- Opening Delimiter -

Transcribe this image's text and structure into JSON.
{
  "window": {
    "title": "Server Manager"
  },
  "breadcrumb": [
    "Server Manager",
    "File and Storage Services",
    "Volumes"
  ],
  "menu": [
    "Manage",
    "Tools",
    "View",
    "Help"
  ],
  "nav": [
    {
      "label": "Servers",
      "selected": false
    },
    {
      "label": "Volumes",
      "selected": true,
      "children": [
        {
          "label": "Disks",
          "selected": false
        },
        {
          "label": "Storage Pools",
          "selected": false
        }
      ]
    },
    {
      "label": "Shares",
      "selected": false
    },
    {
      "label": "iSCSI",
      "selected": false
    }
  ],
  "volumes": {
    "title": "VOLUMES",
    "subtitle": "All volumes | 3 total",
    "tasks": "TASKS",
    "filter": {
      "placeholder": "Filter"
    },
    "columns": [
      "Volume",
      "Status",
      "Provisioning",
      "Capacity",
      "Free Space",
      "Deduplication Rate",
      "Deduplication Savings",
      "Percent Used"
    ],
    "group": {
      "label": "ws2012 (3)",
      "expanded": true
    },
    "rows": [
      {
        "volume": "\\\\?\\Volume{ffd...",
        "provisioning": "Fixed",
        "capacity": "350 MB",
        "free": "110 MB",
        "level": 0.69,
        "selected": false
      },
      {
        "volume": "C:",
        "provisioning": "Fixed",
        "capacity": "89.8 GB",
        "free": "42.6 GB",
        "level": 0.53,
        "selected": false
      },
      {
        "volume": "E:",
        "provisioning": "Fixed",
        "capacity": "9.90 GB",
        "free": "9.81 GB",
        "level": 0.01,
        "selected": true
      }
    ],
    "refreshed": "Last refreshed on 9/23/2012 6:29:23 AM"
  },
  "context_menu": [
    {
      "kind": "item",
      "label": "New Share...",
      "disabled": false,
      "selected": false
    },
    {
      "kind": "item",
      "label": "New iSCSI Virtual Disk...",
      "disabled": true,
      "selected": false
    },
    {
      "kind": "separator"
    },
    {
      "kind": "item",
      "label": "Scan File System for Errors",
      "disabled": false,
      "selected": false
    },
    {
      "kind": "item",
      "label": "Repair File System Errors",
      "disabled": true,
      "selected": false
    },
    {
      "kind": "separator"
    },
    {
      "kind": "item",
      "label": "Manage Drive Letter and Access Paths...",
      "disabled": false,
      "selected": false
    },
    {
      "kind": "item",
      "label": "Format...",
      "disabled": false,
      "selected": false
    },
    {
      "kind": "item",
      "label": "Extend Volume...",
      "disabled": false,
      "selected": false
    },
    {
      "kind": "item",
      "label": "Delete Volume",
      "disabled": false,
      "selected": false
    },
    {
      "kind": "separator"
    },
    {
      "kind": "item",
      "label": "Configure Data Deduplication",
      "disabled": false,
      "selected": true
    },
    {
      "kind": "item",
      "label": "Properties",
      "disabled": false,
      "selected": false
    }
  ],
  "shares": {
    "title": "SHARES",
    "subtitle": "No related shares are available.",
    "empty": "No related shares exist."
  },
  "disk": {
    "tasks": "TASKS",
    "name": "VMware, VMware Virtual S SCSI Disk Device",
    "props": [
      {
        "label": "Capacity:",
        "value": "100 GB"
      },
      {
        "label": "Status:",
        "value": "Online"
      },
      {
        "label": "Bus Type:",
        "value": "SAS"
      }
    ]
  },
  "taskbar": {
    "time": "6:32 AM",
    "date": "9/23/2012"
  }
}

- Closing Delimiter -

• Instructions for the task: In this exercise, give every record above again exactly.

• Worked solution:
Transcribe this image's text and structure into JSON.
{
  "window": {
    "title": "Server Manager"
  },
  "breadcrumb": [
    "Server Manager",
    "File and Storage Services",
    "Volumes"
  ],
  "menu": [
    "Manage",
    "Tools",
    "View",
    "Help"
  ],
  "nav": [
    {
      "label": "Servers",
      "selected": false
    },
    {
      "label": "Volumes",
      "selected": true,
      "children": [
        {
          "label": "Disks",
          "selected": false
        },
        {
          "label": "Storage Pools",
          "selected": false
        }
      ]
    },
    {
      "label": "Shares",
      "selected": false
    },
    {
      "label": "iSCSI",
      "selected": false
    }
  ],
  "volumes": {
    "title": "VOLUMES",
    "subtitle": "All volumes | 3 total",
    "tasks": "TASKS",
    "filter": {
      "placeholder": "Filter"
    },
    "columns": [
      "Volume",
      "Status",
      "Provisioning",
      "Capacity",
      "Free Space",
      "Deduplication Rate",
      "Deduplication Savings",
      "Percent Used"
    ],
    "group": {
      "label": "ws2012 (3)",
      "expanded": true
    },
    "rows": [
      {
        "volume": "\\\\?\\Volume{ffd...",
        "provisioning": "Fixed",
        "capacity": "350 MB",
        "free": "110 MB",
        "level": 0.69,
        "selected": false
      },
      {
        "volume": "C:",
        "provisioning": "Fixed",
        "capacity": "89.8 GB",
        "free": "42.6 GB",
        "level": 0.53,
        "selected": false
      },
      {
        "volume": "E:",
        "provisioning": "Fixed",
        "capacity": "9.90 GB",
        "free": "9.81 GB",
        "level": 0.01,
        "selected": true
      }
    ],
    "refreshed": "Last refreshed on 9/23/2012 6:29:23 AM"
  },
  "context_menu": [
    {
      "kind": "item",
      "label": "New Share...",
      "disabled": false,
      "selected": false
    },
    {
      "kind": "item",
      "label": "New iSCSI Virtual Disk...",
      "disabled": true,
      "selected": false
    },
    {
      "kind": "separator"
    },
    {
      "kind": "item",
      "label": "Scan File System for Errors",
      "disabled": false,
      "selected": false
    },
    {
      "kind": "item",
      "label": "Repair File System Errors",
      "disabled": true,
      "selected": false
    },
    {
      "kind": "separator"
    },
    {
      "kind": "item",
      "label": "Manage Drive Letter and Access Paths...",
      "disabled": false,
      "selected": false
    },
    {
      "kind": "item",
      "label": "Format...",
      "disabled": false,
      "selected": false
    },
    {
      "kind": "item",
      "label": "Extend Volume...",
      "disabled": false,
      "selected": false
    },
    {
      "kind": "item",
      "label": "Delete Volume",
      "disabled": false,
      "selected": false
    },
    {
      "kind": "separator"
    },
    {
      "kind": "item",
      "label": "Configure Data Deduplication",
      "disabled": false,
      "selected": true
    },
    {
      "kind": "item",
      "label": "Properties",
      "disabled": false,
      "selected": false
    }
  ],
  "shares": {
    "title": "SHARES",
    "subtitle": "No related shares are available.",
    "empty": "No related shares exist."
  },
  "disk": {
    "tasks": "TASKS",
    "name": "VMware, VMware Virtual S SCSI Disk Device",
    "props": [
      {
        "label": "Capacity:",
        "value": "100 GB"
      },
      {
        "label": "Status:",
        "value": "Online"
      },
      {
        "label": "Bus Type:",
        "value": "SAS"
      }
    ]
  },
  "taskbar": {
    "time": "6:32 AM",
    "date": "9/23/2012"
  }
}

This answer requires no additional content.